**Your goal**
Below are some records. Copy every line in them that holds "this".

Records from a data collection

--*--

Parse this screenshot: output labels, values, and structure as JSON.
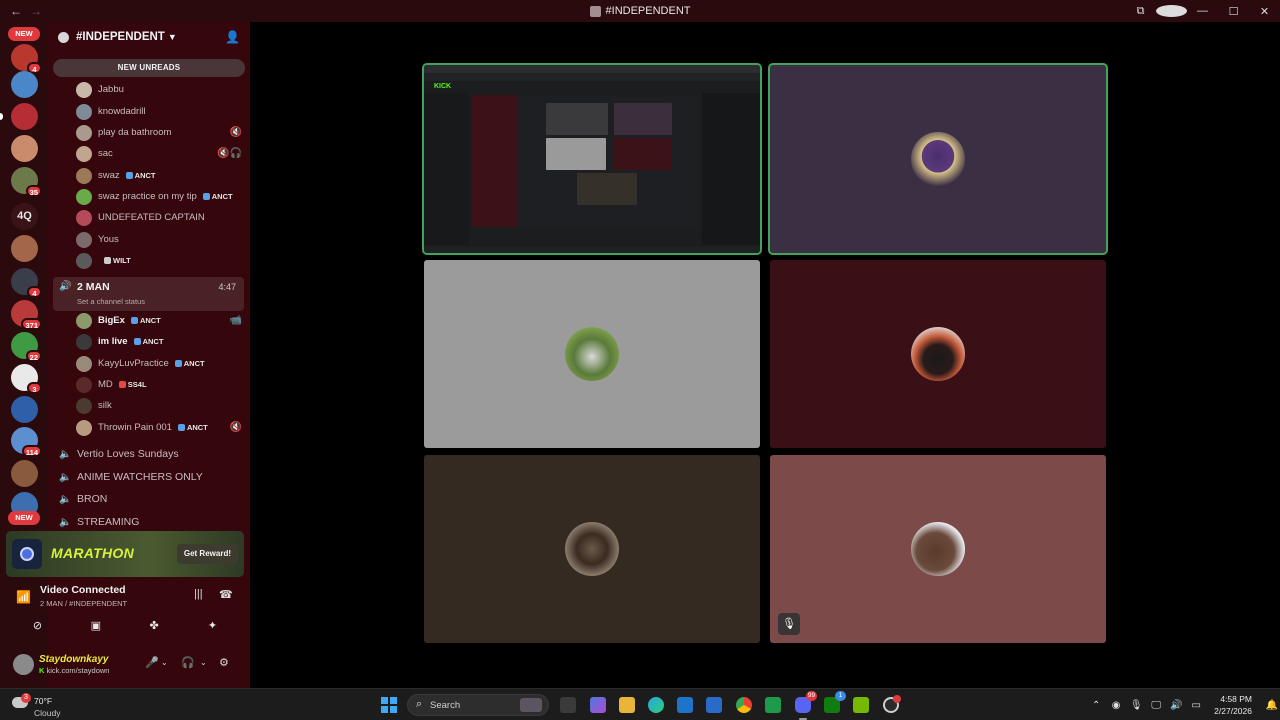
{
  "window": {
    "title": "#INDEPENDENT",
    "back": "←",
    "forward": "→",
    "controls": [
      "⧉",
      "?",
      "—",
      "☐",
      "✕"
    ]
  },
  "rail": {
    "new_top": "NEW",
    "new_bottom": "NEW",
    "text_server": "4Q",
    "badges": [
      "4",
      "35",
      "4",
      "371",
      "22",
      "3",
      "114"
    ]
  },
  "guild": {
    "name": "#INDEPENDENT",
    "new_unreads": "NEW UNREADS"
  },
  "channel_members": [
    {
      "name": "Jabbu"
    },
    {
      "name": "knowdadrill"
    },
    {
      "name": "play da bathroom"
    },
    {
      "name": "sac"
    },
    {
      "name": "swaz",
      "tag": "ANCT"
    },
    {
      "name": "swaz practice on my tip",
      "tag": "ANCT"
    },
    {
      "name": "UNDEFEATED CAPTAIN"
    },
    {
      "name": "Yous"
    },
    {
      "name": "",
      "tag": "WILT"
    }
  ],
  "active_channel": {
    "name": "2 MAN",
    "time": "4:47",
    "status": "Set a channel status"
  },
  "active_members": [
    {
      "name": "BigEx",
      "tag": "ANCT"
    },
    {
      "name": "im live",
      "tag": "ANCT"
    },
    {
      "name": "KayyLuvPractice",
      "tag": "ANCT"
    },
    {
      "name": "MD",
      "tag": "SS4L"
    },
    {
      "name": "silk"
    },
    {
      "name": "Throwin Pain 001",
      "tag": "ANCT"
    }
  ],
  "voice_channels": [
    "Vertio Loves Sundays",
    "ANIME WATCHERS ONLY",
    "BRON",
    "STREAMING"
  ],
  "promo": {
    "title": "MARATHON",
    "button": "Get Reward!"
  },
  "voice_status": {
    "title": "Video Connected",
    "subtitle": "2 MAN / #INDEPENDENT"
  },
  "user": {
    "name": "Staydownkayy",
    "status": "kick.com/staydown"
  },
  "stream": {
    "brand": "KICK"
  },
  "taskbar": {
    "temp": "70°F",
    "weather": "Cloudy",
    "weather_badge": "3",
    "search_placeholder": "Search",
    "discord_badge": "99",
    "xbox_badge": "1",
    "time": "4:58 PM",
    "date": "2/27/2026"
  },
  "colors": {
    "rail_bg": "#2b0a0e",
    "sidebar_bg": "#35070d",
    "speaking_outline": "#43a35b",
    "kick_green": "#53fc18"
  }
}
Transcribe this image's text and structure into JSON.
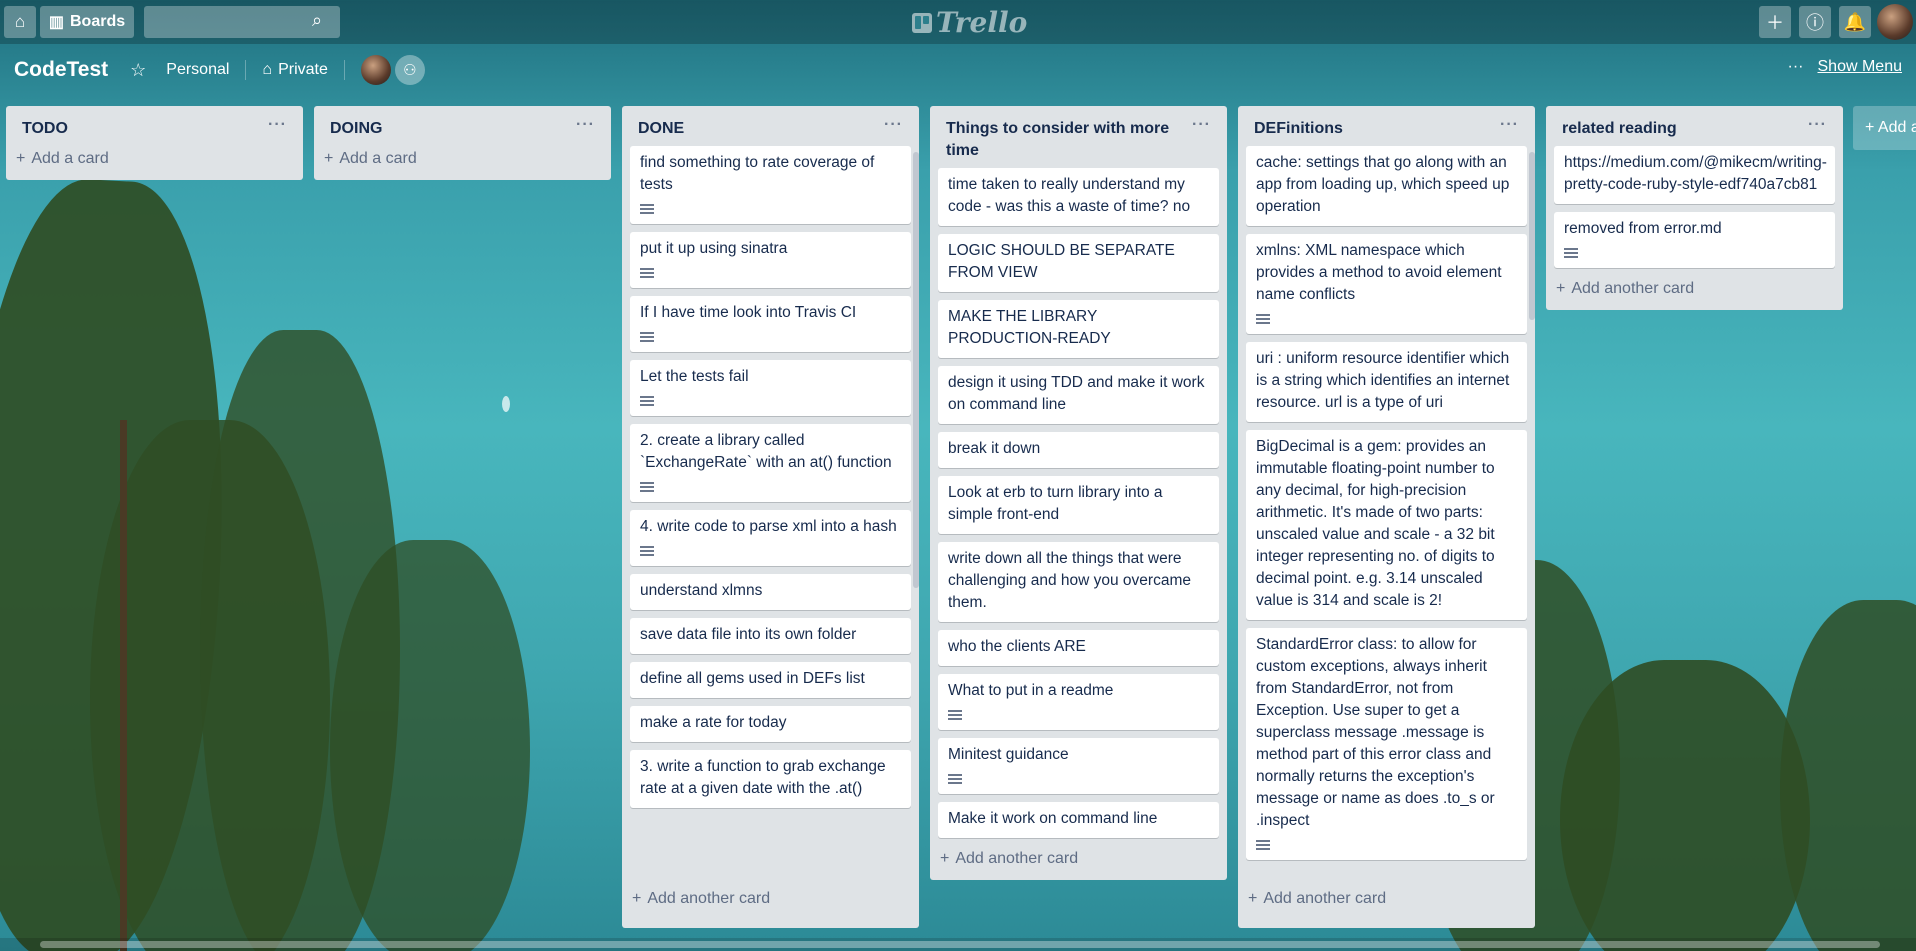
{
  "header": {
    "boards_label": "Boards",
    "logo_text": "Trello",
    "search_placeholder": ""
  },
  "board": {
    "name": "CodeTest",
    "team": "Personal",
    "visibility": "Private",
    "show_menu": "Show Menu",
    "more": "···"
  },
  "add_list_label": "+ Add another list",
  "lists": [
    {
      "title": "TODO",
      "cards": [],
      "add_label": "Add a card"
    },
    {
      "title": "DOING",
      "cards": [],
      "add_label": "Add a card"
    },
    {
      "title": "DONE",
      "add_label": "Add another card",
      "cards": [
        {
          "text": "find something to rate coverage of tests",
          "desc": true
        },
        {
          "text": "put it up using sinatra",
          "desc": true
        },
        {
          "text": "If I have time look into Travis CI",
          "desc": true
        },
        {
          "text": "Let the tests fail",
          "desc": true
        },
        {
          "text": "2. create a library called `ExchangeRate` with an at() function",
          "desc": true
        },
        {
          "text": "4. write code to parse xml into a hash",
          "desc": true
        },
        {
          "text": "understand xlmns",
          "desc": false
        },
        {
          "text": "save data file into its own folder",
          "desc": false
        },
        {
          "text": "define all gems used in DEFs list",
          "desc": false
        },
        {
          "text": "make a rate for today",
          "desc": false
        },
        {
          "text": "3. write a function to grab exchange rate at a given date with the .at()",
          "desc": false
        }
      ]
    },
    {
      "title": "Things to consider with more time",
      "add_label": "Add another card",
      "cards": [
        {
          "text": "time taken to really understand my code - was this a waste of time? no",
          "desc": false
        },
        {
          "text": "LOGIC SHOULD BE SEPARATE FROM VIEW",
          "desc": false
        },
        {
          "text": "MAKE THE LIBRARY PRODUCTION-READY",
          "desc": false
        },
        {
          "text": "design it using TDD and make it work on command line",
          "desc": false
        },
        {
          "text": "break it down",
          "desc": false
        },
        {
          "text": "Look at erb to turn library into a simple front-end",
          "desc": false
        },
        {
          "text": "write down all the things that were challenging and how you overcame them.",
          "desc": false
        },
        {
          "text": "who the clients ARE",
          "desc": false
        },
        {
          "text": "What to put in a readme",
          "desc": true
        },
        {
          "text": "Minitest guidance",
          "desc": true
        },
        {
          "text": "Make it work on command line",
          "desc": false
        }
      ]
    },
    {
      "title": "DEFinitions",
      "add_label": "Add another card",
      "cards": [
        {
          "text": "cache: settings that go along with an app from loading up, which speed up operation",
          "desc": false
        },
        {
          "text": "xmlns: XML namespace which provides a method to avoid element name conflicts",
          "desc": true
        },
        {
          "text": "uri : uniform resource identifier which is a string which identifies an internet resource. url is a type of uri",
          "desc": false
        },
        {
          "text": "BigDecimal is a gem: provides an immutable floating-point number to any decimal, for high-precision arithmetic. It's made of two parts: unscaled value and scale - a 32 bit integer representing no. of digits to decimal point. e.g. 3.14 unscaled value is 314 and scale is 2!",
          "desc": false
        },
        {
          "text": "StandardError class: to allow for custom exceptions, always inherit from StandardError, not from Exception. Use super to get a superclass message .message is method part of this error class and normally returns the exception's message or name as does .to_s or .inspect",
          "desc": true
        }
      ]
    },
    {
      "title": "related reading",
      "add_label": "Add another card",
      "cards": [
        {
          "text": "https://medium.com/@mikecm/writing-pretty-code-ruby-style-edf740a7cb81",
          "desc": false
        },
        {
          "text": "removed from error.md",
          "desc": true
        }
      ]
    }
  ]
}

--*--

**Answer box**
Parse this screenshot: output labels, values, and structure as JSON.
Transcribe this image's text and structure into JSON.
          "text": "time taken to really understand my code - was this a waste of time? no",
          "text": "StandardError class: to allow for custom exceptions, always inherit from StandardError, not from Exception. Use super to get a superclass message .message is method part of this error class and normally returns the exception's message or name as does .to_s or .inspect",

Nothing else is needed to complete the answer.